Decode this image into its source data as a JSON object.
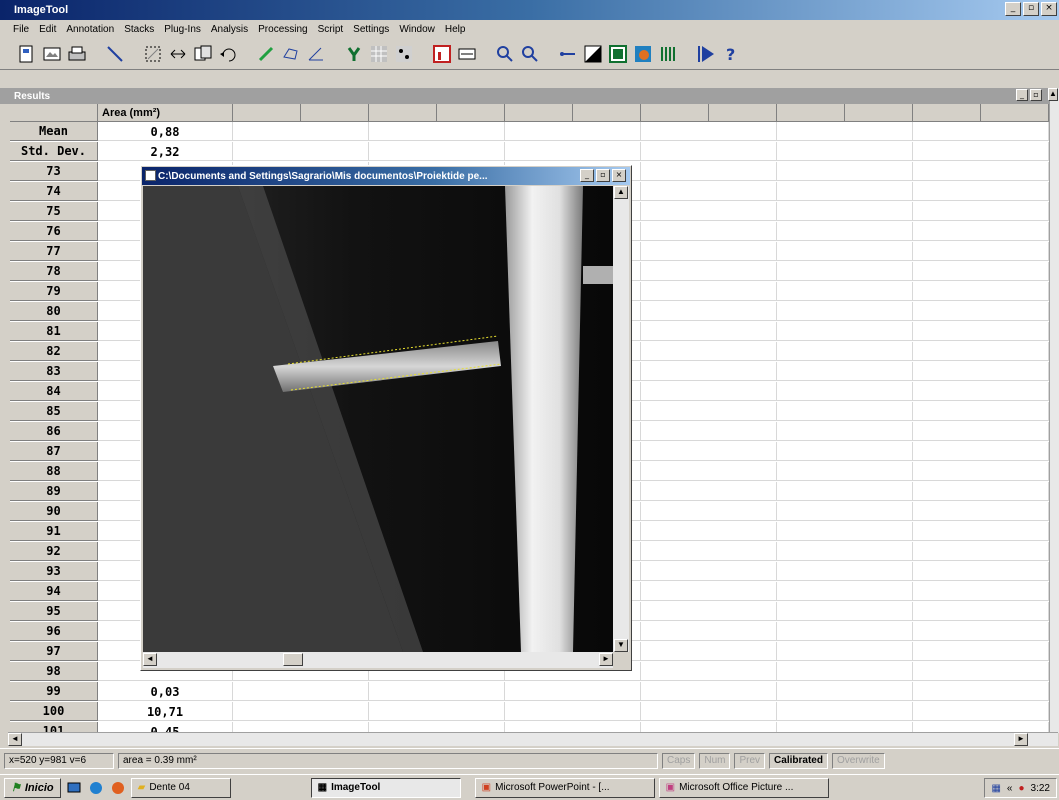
{
  "app": {
    "title": "ImageTool"
  },
  "menu": [
    "File",
    "Edit",
    "Annotation",
    "Stacks",
    "Plug-Ins",
    "Analysis",
    "Processing",
    "Script",
    "Settings",
    "Window",
    "Help"
  ],
  "toolbar_icons": [
    "new-icon",
    "open-icon",
    "print-icon",
    "line-tool-icon",
    "select-icon",
    "crop-icon",
    "copy-icon",
    "undo-icon",
    "pencil-icon",
    "polygon-icon",
    "angle-icon",
    "spray-icon",
    "grid-icon",
    "filter-icon",
    "histogram-icon",
    "display-icon",
    "zoom-in-icon",
    "zoom-out-icon",
    "calibrate-icon",
    "contrast-icon",
    "table-icon",
    "color-icon",
    "bars-icon",
    "run-icon",
    "help-icon"
  ],
  "results": {
    "title": "Results",
    "column_header": "Area (mm²)",
    "summary": [
      {
        "label": "Mean",
        "value": "0,88"
      },
      {
        "label": "Std. Dev.",
        "value": "2,32"
      }
    ],
    "rows": [
      {
        "label": "73",
        "value": ""
      },
      {
        "label": "74",
        "value": ""
      },
      {
        "label": "75",
        "value": ""
      },
      {
        "label": "76",
        "value": ""
      },
      {
        "label": "77",
        "value": ""
      },
      {
        "label": "78",
        "value": ""
      },
      {
        "label": "79",
        "value": ""
      },
      {
        "label": "80",
        "value": ""
      },
      {
        "label": "81",
        "value": ""
      },
      {
        "label": "82",
        "value": ""
      },
      {
        "label": "83",
        "value": ""
      },
      {
        "label": "84",
        "value": ""
      },
      {
        "label": "85",
        "value": ""
      },
      {
        "label": "86",
        "value": ""
      },
      {
        "label": "87",
        "value": ""
      },
      {
        "label": "88",
        "value": ""
      },
      {
        "label": "89",
        "value": ""
      },
      {
        "label": "90",
        "value": ""
      },
      {
        "label": "91",
        "value": ""
      },
      {
        "label": "92",
        "value": ""
      },
      {
        "label": "93",
        "value": ""
      },
      {
        "label": "94",
        "value": ""
      },
      {
        "label": "95",
        "value": ""
      },
      {
        "label": "96",
        "value": ""
      },
      {
        "label": "97",
        "value": ""
      },
      {
        "label": "98",
        "value": ""
      },
      {
        "label": "99",
        "value": "0,03"
      },
      {
        "label": "100",
        "value": "10,71"
      },
      {
        "label": "101",
        "value": "0,45"
      }
    ]
  },
  "image_window": {
    "title": "C:\\Documents and Settings\\Sagrario\\Mis documentos\\Proiektide pe..."
  },
  "status": {
    "coords": "x=520 y=981 v=6",
    "measurement": "area = 0.39 mm²",
    "indicators": [
      {
        "label": "Caps",
        "on": false
      },
      {
        "label": "Num",
        "on": false
      },
      {
        "label": "Prev",
        "on": false
      },
      {
        "label": "Calibrated",
        "on": true
      },
      {
        "label": "Overwrite",
        "on": false
      }
    ]
  },
  "taskbar": {
    "start": "Inicio",
    "tasks": [
      {
        "label": "Dente 04",
        "active": false
      },
      {
        "label": "ImageTool",
        "active": true
      },
      {
        "label": "Microsoft PowerPoint - [...",
        "active": false
      },
      {
        "label": "Microsoft Office Picture ...",
        "active": false
      }
    ],
    "clock": "3:22"
  },
  "colors": {
    "titlebar": "#0a246a",
    "selection_outline": "#e8e030"
  }
}
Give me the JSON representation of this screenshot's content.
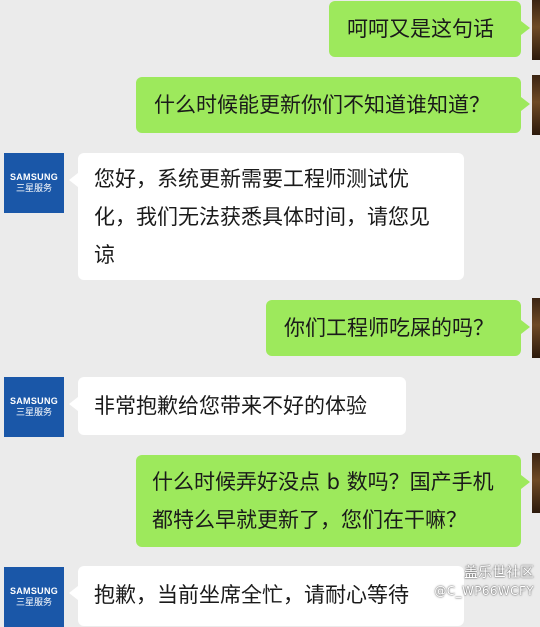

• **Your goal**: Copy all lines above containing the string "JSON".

• **Task response**:
Decode this image into its source data as a JSON object.
Give me the JSON representation of this screenshot's content.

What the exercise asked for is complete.